Complications: Certain problems arise under extent of damage that the referee should be prepared for. Do destroyed bombs, or grenades, detonate themselves? High tech ones do not, lo tech ones may; this depends mostly on the mood of the ref, but the ref must remember that a precedent is being set when the first bomb explodes. Very fragile pharmaceuticals are completely protected by packs or flaps of clothing. Only when pharmaceuticals are directly exposed to damage are they destroyed. Can a tech level be determined by smashing around equipment? If the ref is treating this manner of tech level identification accordingly, the perpetrators will only be able to find out what tech level the equipment was. A last possibility of complicated damage is an artifact that appears undamaged but malfunctions. A piece of medical equipment now harms a persona. An age determiner gives incorrect results.

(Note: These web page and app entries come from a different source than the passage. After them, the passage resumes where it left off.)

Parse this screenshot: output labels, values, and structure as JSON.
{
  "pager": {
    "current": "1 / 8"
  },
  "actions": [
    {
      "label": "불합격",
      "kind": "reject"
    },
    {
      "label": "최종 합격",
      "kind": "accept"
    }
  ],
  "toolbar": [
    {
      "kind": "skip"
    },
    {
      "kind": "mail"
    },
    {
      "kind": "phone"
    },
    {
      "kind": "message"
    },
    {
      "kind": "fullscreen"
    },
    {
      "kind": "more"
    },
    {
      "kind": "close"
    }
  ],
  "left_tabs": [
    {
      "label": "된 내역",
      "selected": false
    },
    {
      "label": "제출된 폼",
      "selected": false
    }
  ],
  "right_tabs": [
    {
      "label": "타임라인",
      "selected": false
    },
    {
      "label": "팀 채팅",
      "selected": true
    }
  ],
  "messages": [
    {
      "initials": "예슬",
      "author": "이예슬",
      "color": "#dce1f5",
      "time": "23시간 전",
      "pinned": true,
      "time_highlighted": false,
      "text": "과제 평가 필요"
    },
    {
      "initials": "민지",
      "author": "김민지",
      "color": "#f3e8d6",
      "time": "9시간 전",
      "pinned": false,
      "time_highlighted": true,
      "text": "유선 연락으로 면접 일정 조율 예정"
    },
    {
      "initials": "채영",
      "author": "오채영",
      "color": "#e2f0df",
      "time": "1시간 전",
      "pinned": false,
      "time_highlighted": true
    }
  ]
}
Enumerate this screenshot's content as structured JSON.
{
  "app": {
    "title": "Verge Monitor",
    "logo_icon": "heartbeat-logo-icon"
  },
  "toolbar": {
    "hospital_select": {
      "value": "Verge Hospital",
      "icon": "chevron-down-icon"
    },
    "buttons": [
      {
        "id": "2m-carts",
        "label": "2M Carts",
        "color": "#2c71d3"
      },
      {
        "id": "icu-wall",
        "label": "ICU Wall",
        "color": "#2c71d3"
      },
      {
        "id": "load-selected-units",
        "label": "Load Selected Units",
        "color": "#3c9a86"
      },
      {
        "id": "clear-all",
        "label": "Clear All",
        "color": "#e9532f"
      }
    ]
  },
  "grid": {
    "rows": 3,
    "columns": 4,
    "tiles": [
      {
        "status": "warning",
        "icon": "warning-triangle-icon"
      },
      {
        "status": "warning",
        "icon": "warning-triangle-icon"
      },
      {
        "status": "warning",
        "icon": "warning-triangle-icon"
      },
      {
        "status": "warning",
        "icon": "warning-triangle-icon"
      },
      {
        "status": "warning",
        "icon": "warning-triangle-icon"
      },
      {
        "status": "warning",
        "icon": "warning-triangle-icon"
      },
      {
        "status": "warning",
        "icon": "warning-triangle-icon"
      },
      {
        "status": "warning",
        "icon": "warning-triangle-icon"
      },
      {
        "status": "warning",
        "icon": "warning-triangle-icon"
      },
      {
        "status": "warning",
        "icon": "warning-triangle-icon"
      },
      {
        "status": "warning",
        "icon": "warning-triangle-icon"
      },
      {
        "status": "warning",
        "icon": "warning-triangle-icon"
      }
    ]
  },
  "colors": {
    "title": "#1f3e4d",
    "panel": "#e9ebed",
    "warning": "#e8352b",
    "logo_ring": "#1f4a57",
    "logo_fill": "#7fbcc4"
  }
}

Mundane Equipment Damage
Personas will often insist on damaging absolutely mundane items that surround them. They may wish to destroy a door, crash through a wall, blow a hole in the road, or destroy a bridge. It is impossible for the referee have the HPS of architectural items such as walls, doors, windows and the like prepared for her particular scenario. While specific items, ones expected to be destroyed, may have HPS ready, most sane referees will not have detailed HPS of the chairs and doors in their scenario. Table: 21.3 Mundane Artifact HPS will give her a framework for the HPS of mundane items. Mundane items are not treated the same as toys from the technology section of this book. Mundane Doors and-walls are destroyed when they lose all their HPS. This is unlike artifact technology which will only suffer a degree of dysfunction. For instance, a mundane door has 30 HPS. Anything that will damage the door will subtract HPS from the door’s total and once it loses all 30 HPS it will cease to be a door.
Table 21.3 Mundane Artifacts Hit Points (HPS)Need to know how strong that hammer is? This list is not exhaustive.
|Mundane Artifact||Hit Points|
|Mundane Item||Hit Points|
|Fence, Chain Link||15|
|Window, Stained Glass||2|